PARIS (AP) -- Lance Armstrong didn't want to go out this way.
In his final Tour de France, the seven-time champion popped a tire, crashed and struggled up the mountains. Worse, he appears to be the target of a U.S. federal investigation into doping and fraud allegations while a rider on the US Postal team.
One Tour too many? Maybe.
Still, he maintained he had no regrets despite the ignominious ending of No. 13 -- nearly 40 minutes behind the leader, former teammate and rival Alberto Contador.
"I wouldn't say that it's ruined," he said during an interview with a few reporters Sunday. "In 10 years, when I look back on the 2010 Tour, it won't be the memory that I have.
"Obviously, I won't have a yellow jersey to remember -- I'll remember the team, digging deep to win the team GC (general classification)," he said. "It's significant for us and the sponsor.
"I'll remember having my son here for a week at the Tour," he said, referring to 10-year-old Luke. "I'll remember the bad luck, certainly -- the crashes. But that won't be the thing that I'll take away."
During the race, there were numerous published reports of a federal investigation led by Jeff Novitzky, a special agent with the Food and Drug Administration, into claims about Armstrong and doping by former teammate Floyd Landis.
Several former riders who race with Armstrong have reportedly been subpoenaed. Armstrong faced questions about those reports at the Tour. He said he had not been subpoenaed or contacted by Novitzky himself.

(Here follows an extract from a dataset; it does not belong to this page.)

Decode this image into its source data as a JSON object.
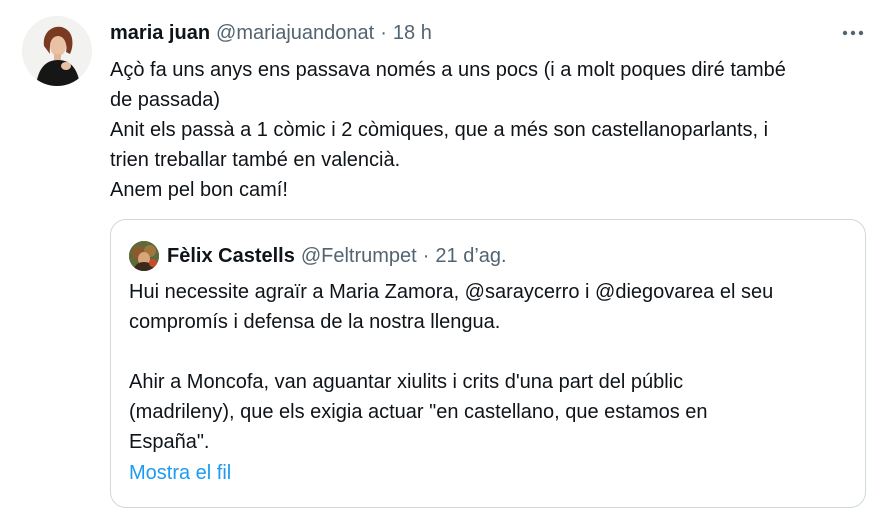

Landis, who was stripped of his 2006 Tour title for doping, had long denied doping until April, when he announced that he, in fact, did -- and alleged Armstrong did, too. The claim came as Armstrong was riding in the Tour of California.
Armstrong, who denies the allegations, faulted Landis for trying to clear his conscience and trying "to incriminate a half-dozen other people. ... To me, that doesn't add up."
"That's just somebody who's trying to ruin the lives of others," Armstrong said on a high-speed French train from Bordeaux to the Paris area for the Tour's 20th and final stage.
He insisted his life isn't going to change.
The Livestrong wristbands of his charitable foundation will continue to sell; he will do charity rides; he will still be a father of four -- soon to be five -- children; he will still hang out with stars like singer Bono and actor Matthew McConaughey.
Ask any rider or team manager at the Tour, and it's clear Armstrong's mark on the sport is indelible -- the use of earpiece radios for riders, training regimens, diet and race strategy, among other things. His success helped convert what was mostly a summertime passion in Europe into a 21st Century business fanning interest from Canada to China.
But his long-masterful control of his image -- cancer survivor, Tour champion, public personality and pitchman -- may finally be escaping his grasp.
Last year, returning from a four-year retirement from the Tour, he finished an impressive third, got within one second of the yellow jersey he knows so well, and warmed the hearts of French fans who once despised him for his methodical, "American" drive to victory above all.
This year, he was but a mere 23rd, and his best single showing was arguably in the prologue in Rotterdam, where he placed fourth.
He gradually downscaled his ambitions. At first he wanted to win. Then, he wanted a stage win, which he narrowly missed in an eight-man sprint finish to the 16th stage, the toughest day in the Pyrenees.
When that opportunity vanished, he focused on his RadioShack squad -- which did give him a sliver of glory and a podium appearance by winning the team classification.
In Stage 3, he blew a tire on cobblestones, and lost time. In Stage 8, he got involved in three crashes that his 38-year-old body just couldn't recover from in time to scale tough Alpine climbs.
"With the first crash, my body never felt the same after that, and the second was the nail in the coffin," he said. "So you could look at it like that, and yeah, it was one (Tour) too many."
Yet he said pulling out wasn't an option.
"I couldn't quit," Armstrong said. "I could have said a dozen things were wrong, but that's not the commitment that I made. The result wasn't ideal, but it would have been a serious mistake to quit on the team, to quit on the sponsor, to quit on my fans.
"OK, it's not what they wanted, it's not what any of us wanted. But it would have been far worse to DNF" -- Did Not Finish, he said.
He's happy, for the time being, to be out of the limelight.
"Right now, I'm going to the Bahamas, I'm gonna put my feet up and forget about riding the bike for a little bit. Drink some cold beer. Build some sand castles with my kids," he said after the race ended.
"I got my competitive fix for the next 40 years, it will take until about 80 (years old) and then I don't think I will wanna come back," he said.
His 2.5 million-plus followers on Twitter will have to wait.
"I'm laying off the Twitter for a while. I gotta go away."
AP Sports Writer Samuel Petrequin contributed to this report.
(Copyright 2010 by The Associated Press. All Rights Reserved.)